The crown jewel of my neighborhood was at Grand Ave and May. D'Amato's bakery was an amazing place. This bakery was old school. They made freshly baked bread and other stuff that I couldn't (wouldn't) afford. However, they made a tomato focaccia. This one were good.
D'Amato's Bakery on Grand Ave in Chicago- the only bakery in
the city with two apostrophes.
It was a flat loaf of bread about 10 inches across, riddled with pits and valleys packed full of roasted tomatoes, salt, garlic and Italian seasoning. The mass was cooked to a golden brown and sold for two bucks. They were amazing. If I bought one, I'd eat one. The whole thing. Done.
Today it is 15 years later and I'm at my home in Florida after working a string of 20 hour days, not knowing up from down and nursing injuries I've accrued but I don't know where I got them. My brain is reeling and recollecting ancient stale visions of yesteryear and I got a severe hankerin' for a D'Amato's focaccia.
I got to working. It is like a chewy pizza dough, only bready, risen and sweet. How to do it? I mixed 3 cups of bread flour with 2 teaspoons of salt and 2 teaspoons of sugar. I blended that together. I added a cup of water with 3 teaspoons of yeast dissolved within. I added about 1/4 cup of olive oil, because it is freaky delicious.
I blended the mixture together by hand and let it rise for one hour. After an hour I kneaded it and cut it into two pieces. I made it into two 10-inch pieces about 1.5 cm thick. I put it onto a greased cookie sheet and pushed hard into the surface with my fingers to make numerous indentations as deep as the pan surface. It continued to rise for 30 minutes.
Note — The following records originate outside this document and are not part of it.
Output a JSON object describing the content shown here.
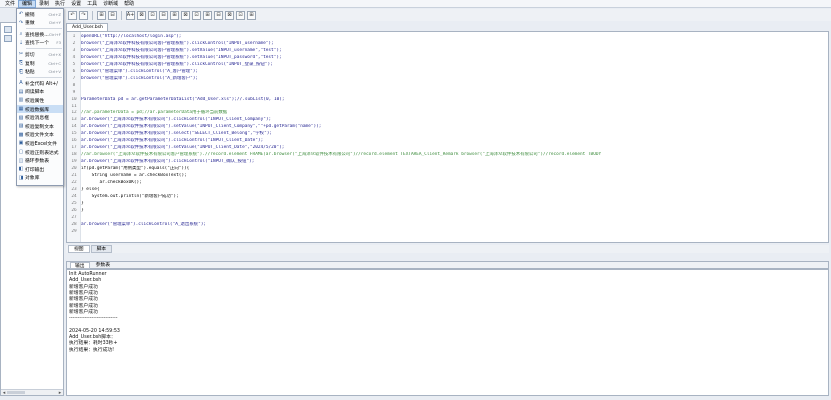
{
  "menubar": [
    "文件",
    "编辑",
    "录制",
    "执行",
    "设置",
    "工具",
    "诊断域",
    "帮助"
  ],
  "menu_active_index": 1,
  "edit_menu": [
    {
      "icon": "↶",
      "name": "undo-icon",
      "label": "撤销",
      "shortcut": "Ctrl+Z",
      "sep": false
    },
    {
      "icon": "↷",
      "name": "redo-icon",
      "label": "重做",
      "shortcut": "Ctrl+Y",
      "sep": true
    },
    {
      "icon": "⌕",
      "name": "find-icon",
      "label": "查找替换...",
      "shortcut": "Ctrl+F",
      "sep": false
    },
    {
      "icon": "⇣",
      "name": "find-next-icon",
      "label": "查找下一个",
      "shortcut": "F3",
      "sep": true
    },
    {
      "icon": "✂",
      "name": "cut-icon",
      "label": "剪切",
      "shortcut": "Ctrl+X",
      "sep": false
    },
    {
      "icon": "⎘",
      "name": "copy-icon",
      "label": "复制",
      "shortcut": "Ctrl+C",
      "sep": false
    },
    {
      "icon": "⎗",
      "name": "paste-icon",
      "label": "粘贴",
      "shortcut": "Ctrl+V",
      "sep": true
    },
    {
      "icon": "A",
      "name": "autocomplete-icon",
      "label": "补全代码 Alt+/",
      "shortcut": "",
      "sep": false
    },
    {
      "icon": "▤",
      "name": "view-script-icon",
      "label": "阅读脚本",
      "shortcut": "",
      "sep": false
    },
    {
      "icon": "▥",
      "name": "verify-property-icon",
      "label": "校验属性",
      "shortcut": "",
      "sep": false
    },
    {
      "icon": "▦",
      "name": "verify-data-icon",
      "label": "校验数据库",
      "shortcut": "",
      "sep": false,
      "highlight": true
    },
    {
      "icon": "▧",
      "name": "verify-message-icon",
      "label": "校验消息框",
      "shortcut": "",
      "sep": false
    },
    {
      "icon": "▨",
      "name": "verify-text-icon",
      "label": "校验复制文本",
      "shortcut": "",
      "sep": false
    },
    {
      "icon": "▩",
      "name": "verify-file-icon",
      "label": "校验文件文本",
      "shortcut": "",
      "sep": false
    },
    {
      "icon": "▣",
      "name": "verify-excel-icon",
      "label": "校验Excel文件",
      "shortcut": "",
      "sep": false
    },
    {
      "icon": "▢",
      "name": "verify-regex-icon",
      "label": "校验正则表达式",
      "shortcut": "",
      "sep": false
    },
    {
      "icon": "◫",
      "name": "loop-param-icon",
      "label": "循环参数表",
      "shortcut": "",
      "sep": false
    },
    {
      "icon": "◧",
      "name": "print-output-icon",
      "label": "打印输出",
      "shortcut": "",
      "sep": false
    },
    {
      "icon": "◨",
      "name": "object-lib-icon",
      "label": "对象库",
      "shortcut": "",
      "sep": false
    }
  ],
  "toolbar": [
    "↶",
    "↷",
    "⊞",
    "⊟",
    "A+",
    "⊠",
    "⊡",
    "⊟",
    "⊞",
    "⊠",
    "⊡",
    "⊞",
    "⊟",
    "⊠",
    "⊡",
    "⊞"
  ],
  "file_tab": "Add_User.bsh",
  "code": [
    {
      "n": "1",
      "t": "openURL(\"http://localhost/login.asp\");",
      "k": "code"
    },
    {
      "n": "2",
      "t": "browser(\"上海泽众软件科技有限公司客户管理系统\").clickControl(\"INPUT_username\");",
      "k": "code"
    },
    {
      "n": "3",
      "t": "browser(\"上海泽众软件科技有限公司客户管理系统\").setValue(\"INPUT_username\",\"test\");",
      "k": "code"
    },
    {
      "n": "4",
      "t": "browser(\"上海泽众软件科技有限公司客户管理系统\").setValue(\"INPUT_password\",\"test\");",
      "k": "code"
    },
    {
      "n": "5",
      "t": "browser(\"上海泽众软件科技有限公司客户管理系统\").clickControl(\"INPUT_登录_按钮\");",
      "k": "code"
    },
    {
      "n": "6",
      "t": "browser(\"管理菜单\").clickControl(\"A_客户管理\");",
      "k": "code"
    },
    {
      "n": "7",
      "t": "browser(\"管理菜单\").clickControl(\"A_新增客户\");",
      "k": "code"
    },
    {
      "n": "8",
      "t": "",
      "k": "plain"
    },
    {
      "n": "9",
      "t": "",
      "k": "plain"
    },
    {
      "n": "10",
      "t": "ParameterData pd = ar.getParameterDataList(\"Add_User.xls\");//.subList(0, 10);",
      "k": "code"
    },
    {
      "n": "11",
      "t": "",
      "k": "plain"
    },
    {
      "n": "12",
      "t": "//ar.parameterData = pd;//ar.parameterData用于循环当前数据",
      "k": "comment"
    },
    {
      "n": "13",
      "t": "ar.browser(\"上海泽众软件技术有限公司\").clickControl(\"INPUT_Client_Company\");",
      "k": "code"
    },
    {
      "n": "14",
      "t": "ar.browser(\"上海泽众软件技术有限公司\").setValue(\"INPUT_Client_Company\",\"\"+pd.getParam(\"name\"));",
      "k": "code"
    },
    {
      "n": "15",
      "t": "ar.browser(\"上海泽众软件技术有限公司\").select(\"SELECT_Client_Belong\",\"学校\");",
      "k": "code"
    },
    {
      "n": "16",
      "t": "ar.browser(\"上海泽众软件技术有限公司\").clickControl(\"INPUT_Client_Date\");",
      "k": "code"
    },
    {
      "n": "17",
      "t": "ar.browser(\"上海泽众软件技术有限公司\").setValue(\"INPUT_Client_Date\",\"2024/5/20\");",
      "k": "code"
    },
    {
      "n": "18",
      "t": "//ar.browser(\"上海泽众软件技术有限公司客户管理系统\").//record.element FRAME(ar.browser(\"上海泽众软件技术有限公司\")//record.element TEXTAREA_Client_Remark browser(\"上海泽众软件技术有限公司\")//record.element TBODY",
      "k": "comment"
    },
    {
      "n": "19",
      "t": "ar.browser(\"上海泽众软件技术有限公司\").clickControl(\"INPUT_确认_按钮\");",
      "k": "code"
    },
    {
      "n": "20",
      "t": "if(pd.getParam(\"用例类型\").equals(\"正向\")){",
      "k": "plain"
    },
    {
      "n": "21",
      "t": "    String username = ar.checkBoxText();",
      "k": "plain"
    },
    {
      "n": "22",
      "t": "       ar.checkBoxOK();",
      "k": "plain"
    },
    {
      "n": "23",
      "t": "} else{",
      "k": "plain"
    },
    {
      "n": "24",
      "t": "    System.out.println(\"新增客户成功\");",
      "k": "plain"
    },
    {
      "n": "25",
      "t": "}",
      "k": "plain"
    },
    {
      "n": "26",
      "t": "}",
      "k": "plain"
    },
    {
      "n": "27",
      "t": "",
      "k": "plain"
    },
    {
      "n": "28",
      "t": "ar.browser(\"管理菜单\").clickControl(\"A_退出系统\");",
      "k": "code"
    },
    {
      "n": "29",
      "t": "",
      "k": "plain"
    }
  ],
  "view_tabs": [
    "视图",
    "脚本"
  ],
  "view_tab_active": 0,
  "output_tabs": [
    "输出",
    "参数表"
  ],
  "output_tab_active": 0,
  "output": [
    "Init AutoRunner",
    "Add_User.bsh",
    "新增客户成功",
    "新增客户成功",
    "新增客户成功",
    "新增客户成功",
    "新增客户成功",
    "----------------------------",
    "",
    "2024-05-20 14:59:53",
    "Add_User.bsh脚本：",
    "执行结果：耗时33秒+",
    "执行结果：执行成功!"
  ]
}
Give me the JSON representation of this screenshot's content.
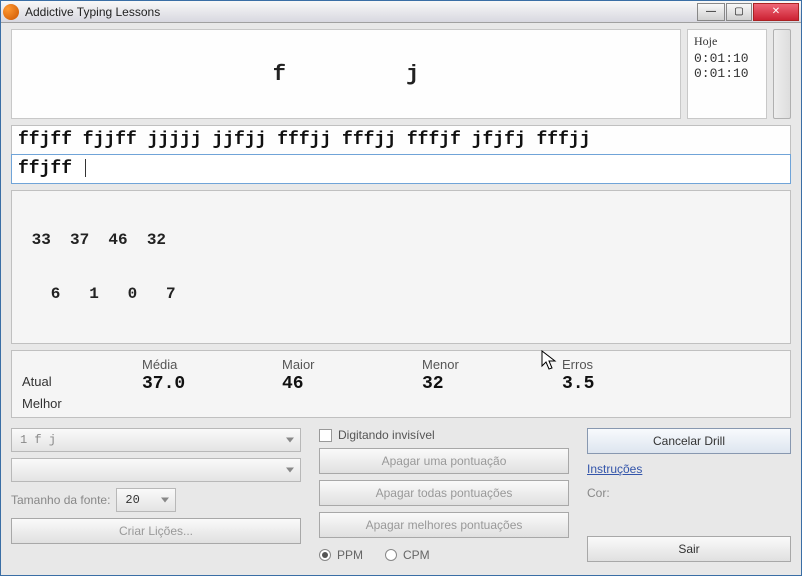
{
  "window": {
    "title": "Addictive Typing Lessons"
  },
  "lesson": {
    "left": "f",
    "right": "j"
  },
  "timer": {
    "label": "Hoje",
    "t1": "0:01:10",
    "t2": "0:01:10"
  },
  "typing": {
    "target": "ffjff fjjff jjjjj jjfjj fffjj fffjj fffjf jfjfj fffjj",
    "typed": "ffjff "
  },
  "numbers": {
    "row1": " 33  37  46  32",
    "row2": "   6   1   0   7"
  },
  "stats": {
    "headers": {
      "media": "Média",
      "maior": "Maior",
      "menor": "Menor",
      "erros": "Erros"
    },
    "rows": {
      "atual": "Atual",
      "melhor": "Melhor"
    },
    "values": {
      "media": "37.0",
      "maior": "46",
      "menor": "32",
      "erros": "3.5"
    }
  },
  "left": {
    "combo1": "1  f j",
    "combo2": "",
    "fontlabel": "Tamanho da fonte:",
    "fontvalue": "20",
    "createBtn": "Criar Lições..."
  },
  "mid": {
    "invisible": "Digitando invisível",
    "del1": "Apagar uma pontuação",
    "delAll": "Apagar todas pontuações",
    "delBest": "Apagar melhores pontuações",
    "ppm": "PPM",
    "cpm": "CPM"
  },
  "right": {
    "cancel": "Cancelar Drill",
    "instructions": "Instruções",
    "color": "Cor:",
    "exit": "Sair"
  }
}
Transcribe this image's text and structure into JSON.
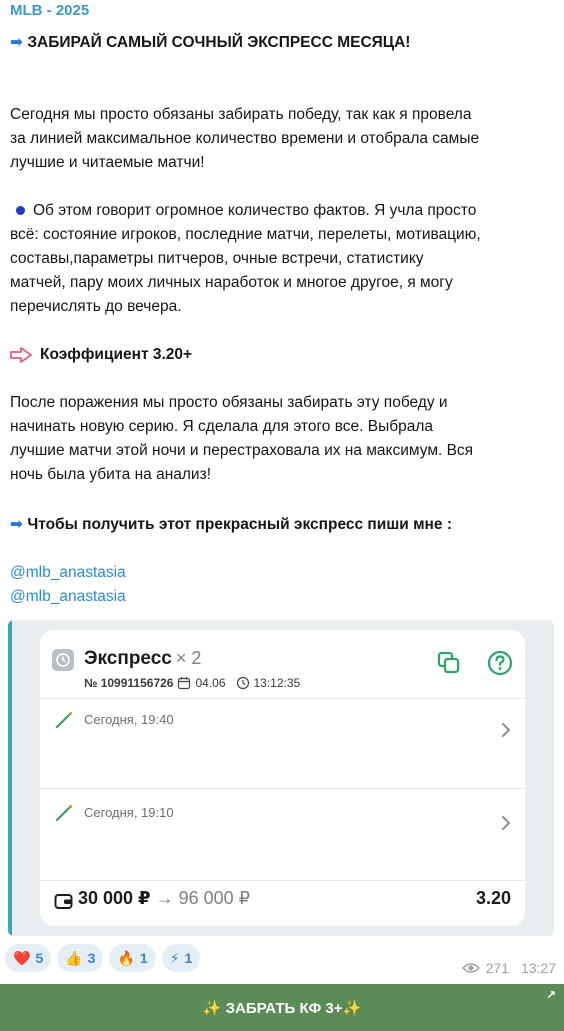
{
  "channel": {
    "name": "MLB - 2025"
  },
  "post": {
    "headline": "ЗАБИРАЙ САМЫЙ СОЧНЫЙ ЭКСПРЕСС МЕСЯЦА!",
    "headline_arrow": "➡",
    "para1": [
      "Сегодня мы просто обязаны забирать победу, так как я провела",
      "за линией максимальное количество времени и отобрала самые",
      "лучшие и читаемые матчи!"
    ],
    "para2": [
      "Об этом говорит огромное количество фактов. Я учла просто",
      "всё: состояние игроков, последние матчи, перелеты, мотивацию,",
      "составы,параметры питчеров, очные встречи, статистику",
      "матчей, пару моих личных наработок и многое другое, я могу",
      "перечислять до вечера."
    ],
    "coef_line": "Коэффициент 3.20+",
    "para3": [
      "После поражения мы просто обязаны забирать эту победу и",
      "начинать новую серию. Я сделала для этого все. Выбрала",
      "лучшие матчи этой ночи и перестраховала их на максимум. Вся",
      "ночь была убита на анализ!"
    ],
    "cta_line": "Чтобы получить этот прекрасный экспресс пиши мне :",
    "cta_arrow": "➡",
    "links": [
      "@mlb_anastasia",
      "@mlb_anastasia"
    ]
  },
  "bet_card": {
    "title": "Экспресс",
    "multiplier": "× 2",
    "number": "№ 10991156726",
    "date": "04.06",
    "time": "13:12:35",
    "events": [
      {
        "time": "Сегодня, 19:40"
      },
      {
        "time": "Сегодня, 19:10"
      }
    ],
    "stake": "30 000 ₽",
    "payout_arrow": "→",
    "payout": "96 000 ₽",
    "coefficient": "3.20",
    "colors": {
      "accent_green": "#2ea36b",
      "frame_accent": "#3aa6b9"
    }
  },
  "reactions": [
    {
      "emoji": "❤️",
      "count": "5"
    },
    {
      "emoji": "👍",
      "count": "3"
    },
    {
      "emoji": "🔥",
      "count": "1"
    },
    {
      "emoji": "⚡",
      "count": "1"
    }
  ],
  "meta": {
    "views": "271",
    "time": "13:27"
  },
  "button": {
    "label": "✨ ЗАБРАТЬ КФ 3+✨",
    "corner": "↗"
  }
}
While rising I cut grape tomatoes in half and sliced an overripe tomato I had in the kitchen. I sprayed them with olive oil and put them under the broiler until they were smoking.
While that was happening I minced kalamata olives. I put them in one bowl, the burned tomato in another. I added parmesian cheese, garlic, salt, olive oil and generous heaps of Italian seasoning, all in proportions that just made sense. No measuring.
I spread each on the rising dough and popped it into the oven for 30 minutes at 400°F.
To date, my most triumphant night of reverse engineering.
I retrieved golden brown perfection. Each were topped with fresh rosemary, oregano and basil from the garden (yes, it is December and I have fresh herbs-ha), then dug in. Each was amazing in its own right. The tomato one was beautiful and sweet, with herbed roasted tomato on chewy crust. The olive one was spectacular.
Neither was as good as D'Amato's, but still they were masterpieces. This was by far the best thing that has come from the Experimental Pizza kitchen.